Starring: Chadwick Boseman, Nelsan Ellis, Dan Aykroyd, Viola Davis, Craig Robinson, Octavia Spencer, Lennie James
Directed by: Tate Taylor
Written by: Jez Butterworth, John-Henry Butterworth
Rating: PG-13 (US) Running Time: 2hr 18min
I came to this movie not knowing a whole heck of a lot about James Brown. I’d certainly heard and enjoyed the music, be that directly from the man himself, or from one of the hundreds of records that have sampled his work over the years. I had also enjoyed some of his cameos in movies like Rocky IV and The Blues Brothers. But where he came from and how he got to be the God Father of Soul – no idea, and I was hoping this biopic would teach me something.
So I was glad that I came away from Get On Up thoroughly entertained, but more importantly, a little more clued in to the life and times of this phenomenal performer. Chadwick Boseman’s portrayal of James Brown is so far the best leading performance I’ve seen in 2014. James Brown was charming, funny and a truly innovative performer, yet equally capable of being a monster. A good biopic about this man needed a stellar lead performance, and Boseman delivers.

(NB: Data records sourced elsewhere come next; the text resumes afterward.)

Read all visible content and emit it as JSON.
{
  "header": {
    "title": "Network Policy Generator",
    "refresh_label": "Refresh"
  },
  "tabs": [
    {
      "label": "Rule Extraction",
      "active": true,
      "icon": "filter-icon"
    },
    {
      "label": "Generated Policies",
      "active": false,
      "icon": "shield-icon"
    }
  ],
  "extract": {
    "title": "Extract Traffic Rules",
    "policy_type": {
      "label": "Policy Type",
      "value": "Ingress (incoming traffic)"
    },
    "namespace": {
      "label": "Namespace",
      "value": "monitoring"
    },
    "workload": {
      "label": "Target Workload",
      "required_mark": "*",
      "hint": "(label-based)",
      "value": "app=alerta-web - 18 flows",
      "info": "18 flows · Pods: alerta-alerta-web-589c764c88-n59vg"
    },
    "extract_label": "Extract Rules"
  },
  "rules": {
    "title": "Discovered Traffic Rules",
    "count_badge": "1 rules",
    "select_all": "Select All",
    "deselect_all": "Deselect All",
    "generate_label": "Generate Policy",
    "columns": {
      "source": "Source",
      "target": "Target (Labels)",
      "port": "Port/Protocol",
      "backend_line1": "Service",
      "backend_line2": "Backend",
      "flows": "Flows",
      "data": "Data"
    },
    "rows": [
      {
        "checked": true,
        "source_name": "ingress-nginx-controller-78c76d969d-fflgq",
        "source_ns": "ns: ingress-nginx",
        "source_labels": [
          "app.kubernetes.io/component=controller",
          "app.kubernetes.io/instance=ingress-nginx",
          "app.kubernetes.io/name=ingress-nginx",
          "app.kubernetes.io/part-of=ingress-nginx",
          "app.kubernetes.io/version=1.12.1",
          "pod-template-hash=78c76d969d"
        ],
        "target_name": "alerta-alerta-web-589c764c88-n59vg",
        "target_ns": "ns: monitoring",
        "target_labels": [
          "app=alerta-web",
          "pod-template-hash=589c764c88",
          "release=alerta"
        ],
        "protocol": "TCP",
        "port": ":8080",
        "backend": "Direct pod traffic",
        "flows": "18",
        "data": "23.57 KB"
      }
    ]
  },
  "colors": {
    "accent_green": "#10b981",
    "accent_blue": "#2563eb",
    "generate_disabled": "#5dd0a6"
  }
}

James Brown is a complicated character, shaped by an extremely poor and abusive upbringing. Then further molded by a period in American history that wasn’t going do a man of color any favors. Yet despite all this, Brown changed popular music in the 20th century, and had a career that spanned six decades.
A great biopic about a man like this should thoroughly explore his life, while celebrating his achievements. Paint an accurate picture and not shy away from the less attractive moments in the man’s life, and do this without being the same as every other biopic ever made. Writers Jez and John-Henry Butterworth, and director Tate Taylor have done just that. The movie moves and shakes not unlike the great man himself, and the non-linear narrative and well placed breaks of the fourth wall keep this from ever being boring.
If you’re a fan of James Brown, I think you’ll be able to accept Chadwick Boseman as your temporary Godfather of Soul, as his performance is that good. If you’re like me and didn’t know that much about this iconic performer, I think you’ll also find this worth your time. Before I saw this film I didn’t have a single James Brown track in my music collection – I’ve already rectified that huge mistake!
This is decently shot, and the performances certainly sound good over a theater sound system, so a matinée showing is recommended. At home it’s HD all the way with the volume cranked all the way up! If you do end up watching this on a laptop, tablet or phone, at least make sure you’re wearing a decent set of headphones!
Best Moment: << mild spoiler >>
During one the flash backs, a very young James Brown is blindfolded and forced to box other young kids. He’s knocked down and as he gets his bearings, he lifts his blindfold and watches the band playing nearby. As he watches, he imagines the band playing what becomes his unique signature sound.